Gary Hall, Sr. learned to swim at age two, and took to the water right away.
"I found the water exhilarating and I still do today," he says. "The weightlessness, the movement."
Not to mention the swimming competition, which Hall went on to conquer in the Olympics of 1968, 1972 and 1976. Now 61, he still swims three or four days a week.
He has also applied that passion for exercise to helping reduce the childhood obesity epidemic in the U.S.
In 2009, he launched World Fit, a nonprofit affiliated with the U.S. Olympics that promotes youth fitness in schools nationwide. Hall inspires the kids to jog, walk, or run for 40 minutes daily during the six-week program.
Hall recently learned his World Fit program is a semi-finalist in the End Childhood Obesity Innovation Challenge, a competition sponsored by the nonprofit Partnership for A Healthier America.
The partnership was formed in 2010 in conjunction with First Lady Michelle Obama's Let's Move campaign.
The work is cut out for them. Obesity rates in U.S. children have tripled in the past 30 years. Now, one of five children ages six to 11 are obese, according to the CDC.
Hall enlists some Olympic star power to help him introduce the 40-day competition into schools and fire up the kids. "Olympians get up and give a talk about the importance of being fit and healthy," Hall says.

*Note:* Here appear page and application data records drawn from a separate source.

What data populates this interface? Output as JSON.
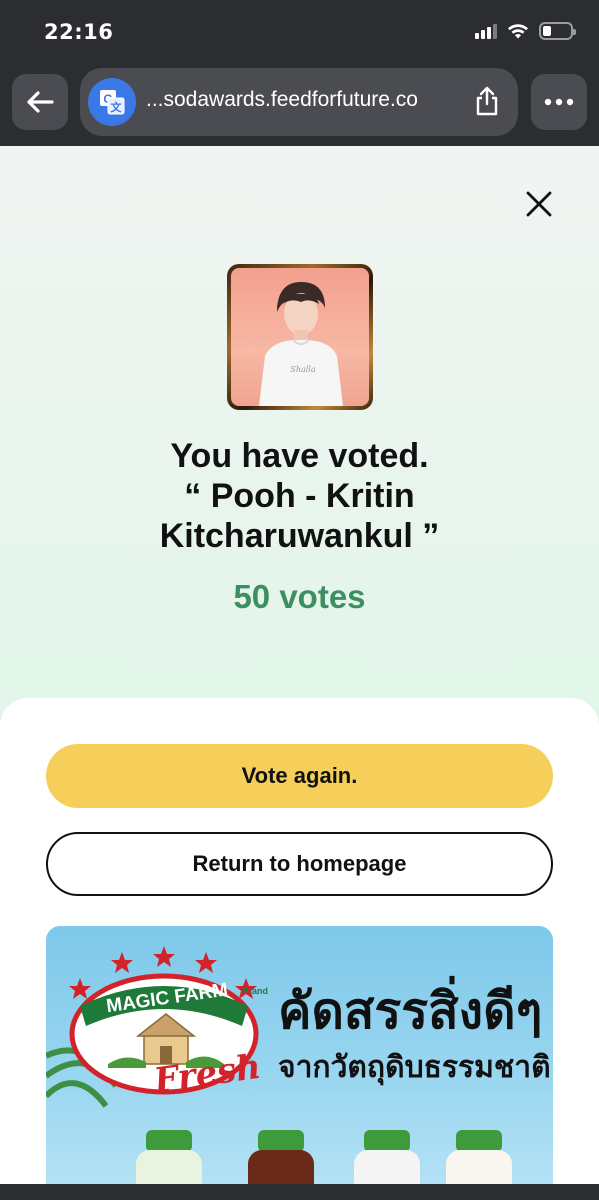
{
  "status": {
    "time": "22:16"
  },
  "browser": {
    "url": "...sodawards.feedforfuture.co",
    "back_icon": "back-arrow-icon",
    "translate_icon": "google-translate-icon",
    "share_icon": "share-icon",
    "more_icon": "more-dots-icon"
  },
  "result": {
    "line1": "You have voted.",
    "line2": "“ Pooh - Kritin",
    "line3": "Kitcharuwankul ”",
    "votes": "50 votes"
  },
  "actions": {
    "vote_again": "Vote again.",
    "return_home": "Return to homepage"
  },
  "ad": {
    "brand": "MAGIC FARM",
    "brand_sub": "Brand",
    "tagline": "Fresh",
    "headline": "คัดสรรสิ่งดีๆ",
    "subline": "จากวัตถุดิบธรรมชาติ"
  },
  "colors": {
    "accent_green": "#3c8f61",
    "vote_button": "#f5cf59",
    "chrome": "#2b2d31"
  }
}
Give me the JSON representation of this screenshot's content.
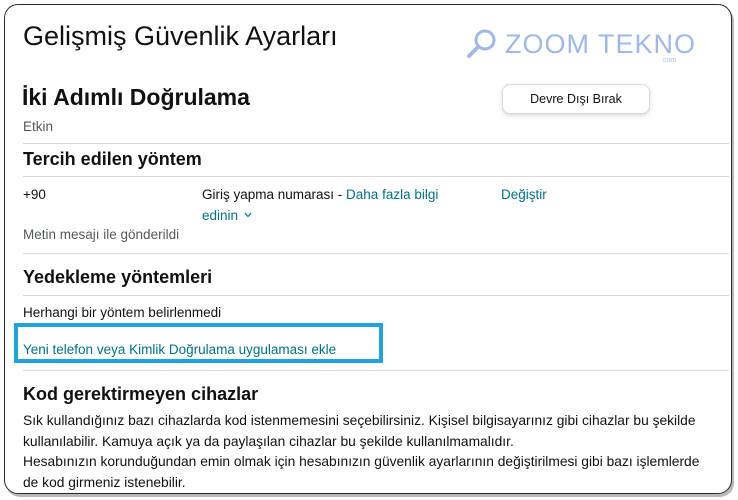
{
  "page": {
    "title": "Gelişmiş Güvenlik Ayarları"
  },
  "watermark": {
    "brand": "ZOOM TEKNO",
    "sub": ".com",
    "icon": "magnifier-icon",
    "color": "#9fb8e8"
  },
  "two_step": {
    "heading": "İki Adımlı Doğrulama",
    "status": "Etkin",
    "disable_button": "Devre Dışı Bırak"
  },
  "preferred": {
    "heading": "Tercih edilen yöntem",
    "phone_prefix": "+90",
    "description": "Giriş yapma numarası - ",
    "learn_more_line1": "Daha fazla bilgi",
    "learn_more_line2": "edinin",
    "chevron": "chevron-down-icon",
    "change_link": "Değiştir",
    "delivery_note": "Metin mesajı ile gönderildi"
  },
  "backup": {
    "heading": "Yedekleme yöntemleri",
    "none_text": "Herhangi bir yöntem belirlenmedi",
    "add_link": "Yeni telefon veya Kimlik Doğrulama uygulaması ekle"
  },
  "trusted_devices": {
    "heading": "Kod gerektirmeyen cihazlar",
    "line1": "Sık kullandığınız bazı cihazlarda kod istenmemesini seçebilirsiniz. Kişisel bilgisayarınız gibi cihazlar bu şekilde",
    "line2": "kullanılabilir. Kamuya açık ya da paylaşılan cihazlar bu şekilde kullanılmamalıdır.",
    "line3": "Hesabınızın korunduğundan emin olmak için hesabınızın güvenlik ayarlarının değiştirilmesi gibi bazı işlemlerde",
    "line4": "de kod girmeniz istenebilir."
  },
  "colors": {
    "link": "#007185",
    "highlight": "#1fa3e0",
    "divider": "#d5d9d9"
  }
}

A partial list includes track-and-fielders Willie Banks and Michelle Carter and figure skater Sarah Hughes.
The program has grown quickly. Last year more than 30,000 students in 18 states from about 80 schools participated.
"Our goal is to get to 1,500 schools by 2016," Hall says.
Why 40 days?
"We think that six weeks is long enough to change a habit," he says, intending to transform kids from being inactive to active. A lifetime exercise habit is known to help with weight control.
Those kids who reach 60 miles or more during the program can earn special certificates. Each school gets 25 medals to present to the most deserving students.
After the 40-day challenge, he encourages students to continue the daily walking and log-ins. "A lot do continue," he says.
He's hoping to win the grand prize for innovation. "I would love to," he says, "only because I want to get World Fit recognized."
His competition is stiff. Along with Hall, there are nine other semifinalists. Grand prize is $10,000 along with expert advice on how to grow the idea.
America is invited to vote. The deadline is Feb. 1. To do so, go to the End Childhood Obesity Innovation Challenge Website.